Is that at a minimum, every [00:10:00] customer recruits, at least. As full and complete new user, it starts to get pretty exponential if every customer attracts two or three customers, because then you have this network effect, this sort of snowball effect for your product. So. That is, um, really, uh, the benchmark of this second engine.
The viral coefficient is how you can build a viral growth engine. All right. So we had the first one sticky second growth engine viral. What’s the third one. This one is paid and paid is the club classic. E-commerce a Shopify store. And the way it works is this is you go out into the world. And do you generate leads or by customer leads and the key thing that you want to do, if you’re a retailer, whether [00:11:00] you’re a direct consumer brand offering, whether you’re an aggregator retailer, whether you’re a bespoke, uh, little, uh, you know, side hustle, service drop shipping.Whatever the key thing is for the cost that it takes you to get that customer, to get that lead, to get that click, that cost is less than what it takes to build margin into the product.
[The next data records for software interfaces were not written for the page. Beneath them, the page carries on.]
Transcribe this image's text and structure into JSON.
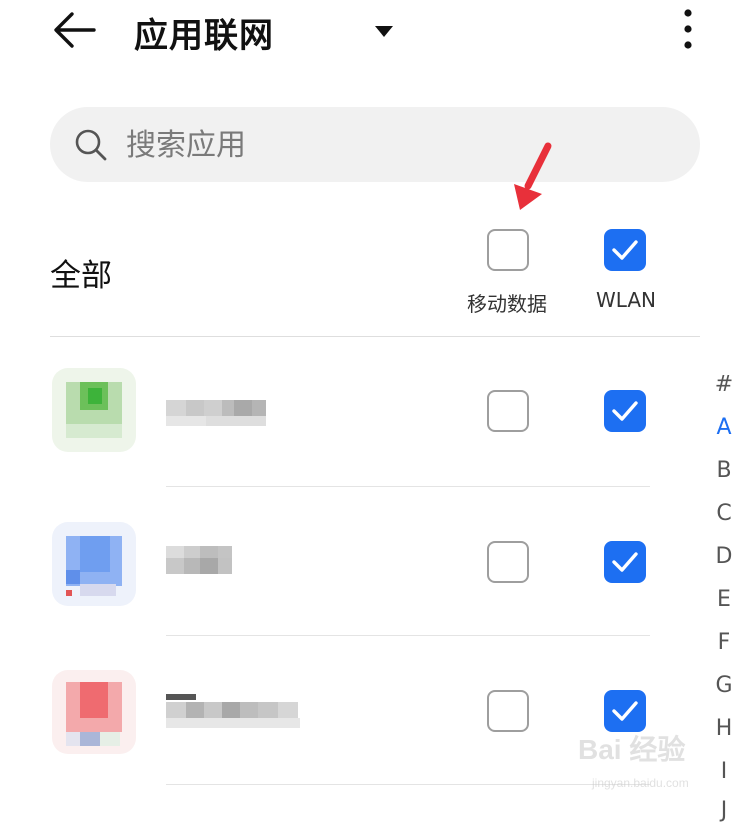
{
  "header": {
    "title": "应用联网",
    "back_icon": "arrow-left-icon",
    "dropdown_icon": "triangle-down-icon",
    "more_icon": "more-vertical-icon"
  },
  "search": {
    "placeholder": "搜索应用",
    "icon": "search-icon"
  },
  "filter": {
    "label": "全部",
    "mobile_data_label": "移动数据",
    "mobile_data_checked": false,
    "wlan_label": "WLAN",
    "wlan_checked": true
  },
  "apps": [
    {
      "name": "",
      "mobile_data_checked": false,
      "wlan_checked": true,
      "icon": "app-icon-green-pixelated"
    },
    {
      "name": "",
      "mobile_data_checked": false,
      "wlan_checked": true,
      "icon": "app-icon-blue-pixelated"
    },
    {
      "name": "",
      "mobile_data_checked": false,
      "wlan_checked": true,
      "icon": "app-icon-red-pixelated"
    }
  ],
  "alphabet_index": [
    "#",
    "A",
    "B",
    "C",
    "D",
    "E",
    "F",
    "G",
    "H",
    "I",
    "J"
  ],
  "alphabet_active": "A",
  "watermark": {
    "brand": "Bai 经验",
    "url": "jingyan.baidu.com"
  },
  "colors": {
    "accent": "#1d6ff2",
    "arrow": "#e8303a",
    "search_bg": "#f1f1f1"
  }
}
Meaning if you’ve got. $5 per sale to acquire your customer. The key question is, can you buy media? Can you generate those customers for $5 or less?
Now this sounds so damn simple, right? But this one really trips up, uh, startups and scale-ups [00:12:00] because here’s what happens. A lot of companies. Don’t even realize that their growth engine is paid. And so they go out into the world and realize that, well, they’re not really sticky enough. They’re maybe not viral enough.So they go to the paid engine of growth, but yeah, then here’s the real aha. They realize that they can only afford $5 per acquisition. That’s all they can afford. But it actually costs them 10. So this is what we call CPA cost per acquisition. And this is the essence of the paid engine of growth. Can you acquire them for less than your budget?
Can you acquire them at a really steep investment? Right. Or are you stuck with a situation that the keywords you’re bidding on are credit expensive, [00:13:00] um, funnel and conversion on site too low. So you attract 10 customers, but only convert two or three. This is really at the heart of the growth. Engine of paid.
So there you have it, three different models, sticky, viral, and paid. There are all the essential drivers of growing, building your product, your service. And as you can see, you can have a little bit of each, but you have to make sure that those. Key data points that I gave you, usage frequency, the viral coefficient and the cost per acquisition.As they work respectively across paid viral and sticky, you need to make sure you hit those numbers. And what lean does as a methodology is it keeps us accountable to these models. By using these data points, it’s super accountable. It’s [00:14:00] scientific as Eric Reese would say. So there you go. Three engines of growth to build your product.
These are essential paradigms to understand in the early stages of building a product, I hope you found this helpful. Maybe give you a little bit of inspiration, and if you would like more inspiration, head over to bottom-up dot IO, where you’ll find everything you need to know to build a wonderful product.So there you have it. I might pass as the CEO called tense, and this is the bottom-up skills podcast. That’s a wrap.